If you asked Rick Duffield, RN, why he would recommend nursing, he’d tell you the same thing his aunt told him 40 years ago. It’s all about options. In fact, out of curiosity, he recently made a list of all the things a registered nurse could do, and more than 50 possibilities soon filled the page, ranging from computer expert to professor to magazine editor.
“The good news is that very few involve bed pans,” explains Rick with a laugh.
Now a nurse coordinator in Adventist Medical Center’s (AMC) adult psychiatric services unit in Portland, Oregon, Rick has personally explored a number of avenues along a winding career path that has always been inspired by a desire to listen and understand.

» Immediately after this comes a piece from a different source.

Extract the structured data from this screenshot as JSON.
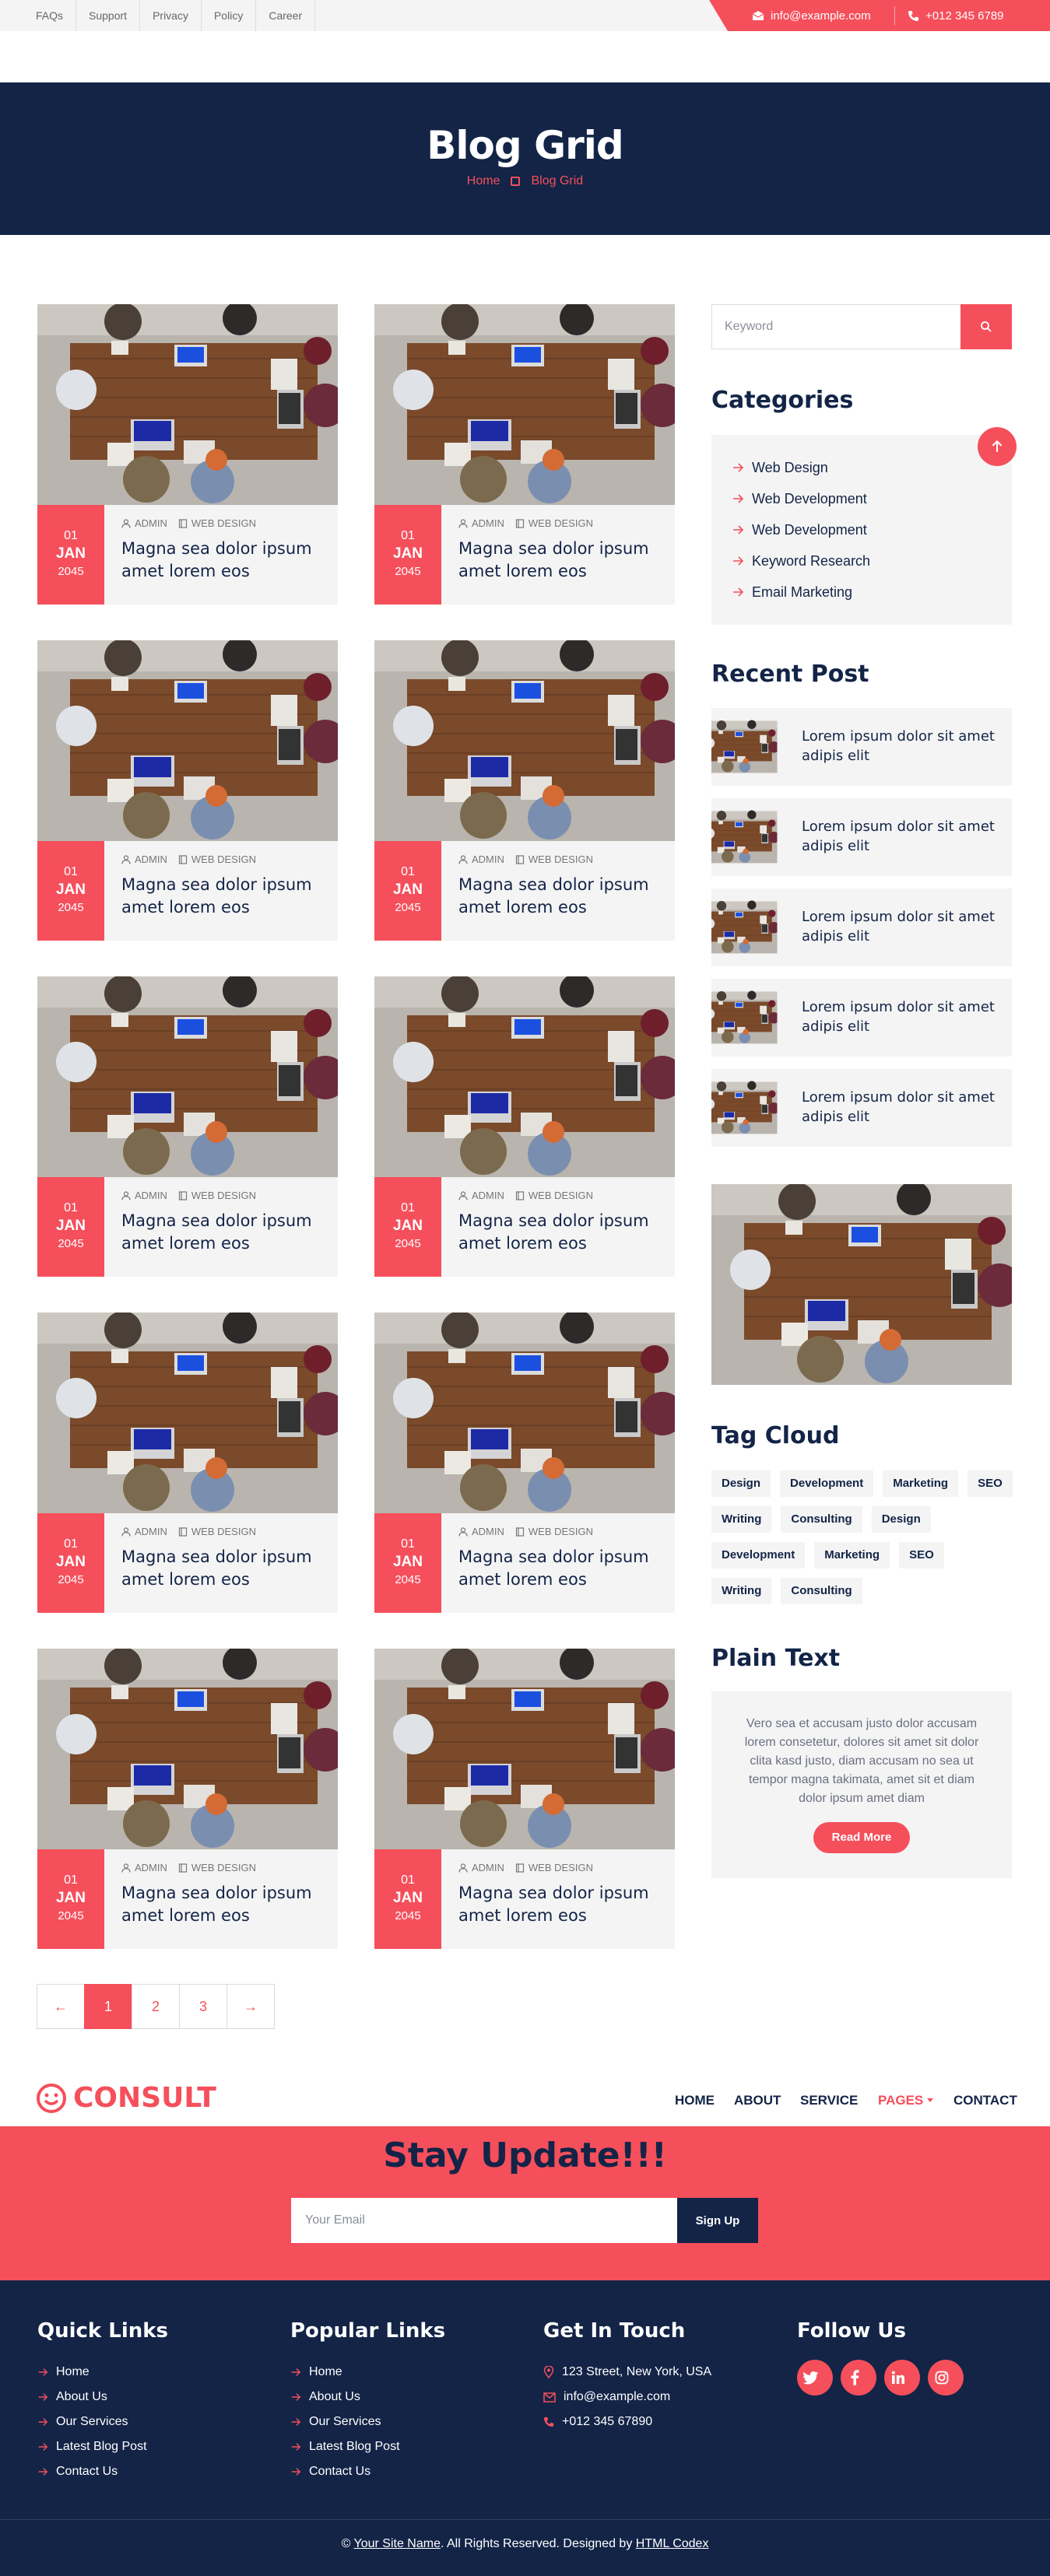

It all began in junior high where Rick remembers wondering why his classmates thought and acted the way they did, so he began pouring over stacks of library books in search of answers. He ultimately took his aunt’s advice and enrolled in the nursing program at Loma Linda University. His first clinical rotation took him to Patton State Hospital, where he discovered psychiatric nursing.
“I knew immediately it was what I wanted to do,” recalls Rick. “To this day, I love trying to figure out where my patients are coming from. It constantly stretches my mind.”
After graduating, Rick went on to earn a master’s degree in psychiatric nursing from UCLA. He soon grew tired of the Southern California smog and headed north where he spent the next eight years teaching psychiatric nursing at Oregon Health and Science University. Each summer, he’d brush up on his clinical skills at a local hospital.
“Textbooks can only teach so much,” said Rick. “I always enjoyed using my experiences to bring a dose of reality to the classroom.”
A desire for more reality in his own life inspired him to accept a position at AMC in 1980. Twenty-five years later, he supervises more than 100 nurses and mental-health therapists whom he refers to as a big family. While he occasionally returns to the floors when things get busy, these days his well-honed clinical skills are often used to resolve conflicts and build team spirit among staff members.
Throughout his career, Rick has most enjoyed the daily opportunity to sit down with patients and simply listen.
“I just let them share and hope that my actions and deeds will display the healing ministry of Jesus,” explains Rick. “Our mission allows me to pray with my patients, refer them to a chaplain and address their spiritual as well as mental and physical needs.”
These days, Rick is especially excited about Dr. Sandra Bloom’s “Sanctuary Model” that aims to create a safe and caring sanctuary for healing that is free of the stigmas often associated with mental health. By creating a more sensitive, home-like environment, Rick has seen a drastic reduction in power struggles between patients and staff.
“While our units are locked, we want patients to forget about the white walls and realize that we’re here to help, not judge,” says Rick. “It’s all about making a difference.”